The commission wants half of all new and used imports to be EVs or plug-in hybrids (PHEVs) by 2027 and is calling for a ban on bringing petrol and diesel cars into the country by 2035.

Turners is New Zealand’s biggest car retailer but fewer than five per cent of its sales are for EVs, with new models costing more than $50,000, and used ones starting from $15,000.

Hedgepeth says those prices are out of reach for most consumers and may remain so under the proposed changes.

“It’s certainly going to have an impact on the average Kiwi car buyer,” he tells Radio New Zealand. 

“A lot of those people are sub-$10,000 cars [buyers] and they're not necessarily going to be able to come up with more money just to buy a more fuel-efficient car.”

He adds any new laws may also increase the costs of EVs because there is a limited supply of imports available.

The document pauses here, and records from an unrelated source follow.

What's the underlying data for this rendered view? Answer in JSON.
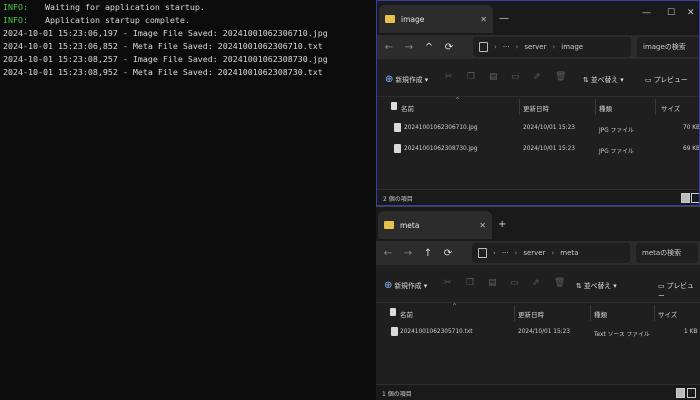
{
  "terminal": {
    "lines": [
      {
        "level": "INFO:",
        "text": "Waiting for application startup."
      },
      {
        "level": "INFO:",
        "text": "Application startup complete."
      },
      {
        "level": "",
        "text": "2024-10-01 15:23:06,197 - Image File Saved: 20241001062306710.jpg"
      },
      {
        "level": "",
        "text": "2024-10-01 15:23:06,852 - Meta File Saved: 20241001062306710.txt"
      },
      {
        "level": "",
        "text": "2024-10-01 15:23:08,257 - Image File Saved: 20241001062308730.jpg"
      },
      {
        "level": "",
        "text": "2024-10-01 15:23:08,952 - Meta File Saved: 20241001062308730.txt"
      }
    ]
  },
  "image_window": {
    "tab_title": "image",
    "path": {
      "root": "server",
      "folder": "image"
    },
    "search_placeholder": "imageの検索",
    "toolbar": {
      "new": "新規作成",
      "sort": "並べ替え",
      "preview": "プレビュー"
    },
    "columns": {
      "name": "名前",
      "modified": "更新日時",
      "type": "種類",
      "size": "サイズ"
    },
    "files": [
      {
        "name": "20241001062306710.jpg",
        "modified": "2024/10/01 15:23",
        "type": "JPG ファイル",
        "size": "70 KB"
      },
      {
        "name": "20241001062308730.jpg",
        "modified": "2024/10/01 15:23",
        "type": "JPG ファイル",
        "size": "69 KB"
      }
    ],
    "status": "2 個の項目"
  },
  "meta_window": {
    "tab_title": "meta",
    "path": {
      "root": "server",
      "folder": "meta"
    },
    "search_placeholder": "metaの検索",
    "toolbar": {
      "new": "新規作成",
      "sort": "並べ替え",
      "preview": "プレビュー"
    },
    "columns": {
      "name": "名前",
      "modified": "更新日時",
      "type": "種類",
      "size": "サイズ"
    },
    "files": [
      {
        "name": "20241001062305710.txt",
        "modified": "2024/10/01 15:23",
        "type": "Text ソース ファイル",
        "size": "1 KB"
      }
    ],
    "status": "1 個の項目"
  },
  "glyphs": {
    "close": "✕",
    "minimize": "—",
    "maximize": "☐",
    "plus": "+",
    "back": "←",
    "forward": "→",
    "up": "↑",
    "refresh": "⟳",
    "chevron": "›",
    "more": "···",
    "new_plus": "⊕",
    "cut": "✂",
    "sort": "⇅",
    "caret_up": "^"
  },
  "colors": {
    "terminal_bg": "#0c0c0c",
    "info_green": "#45c44a",
    "explorer_bg": "#1f1f1f",
    "folder_yellow": "#e8c04a",
    "active_border": "#3a3aa8"
  }
}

“When that legislation comes in, no doubt more New Zealand dealers will be competing and bidding on those EVs that come through, so that could potentially push the price up further.

“No one really knows how high those prices might go once that demand starts getting pushed up.”

Hedgepeth also fears a lack of fuel-efficient EV options for those needing utes or people movers may see them hold onto petrol and diesel vehicles for longer, which will be worse for emissions.

The commission has made its recommendations to help cut transport emissions in draft advice that is out for public consultation before a final report goes to government before the end of May.

It suggests a feebate or subsidy to reduce the upfront cost of EVs and Michael Wood, Minister of Transport, is reportedly considering incentive schemes for zero-emissions cars.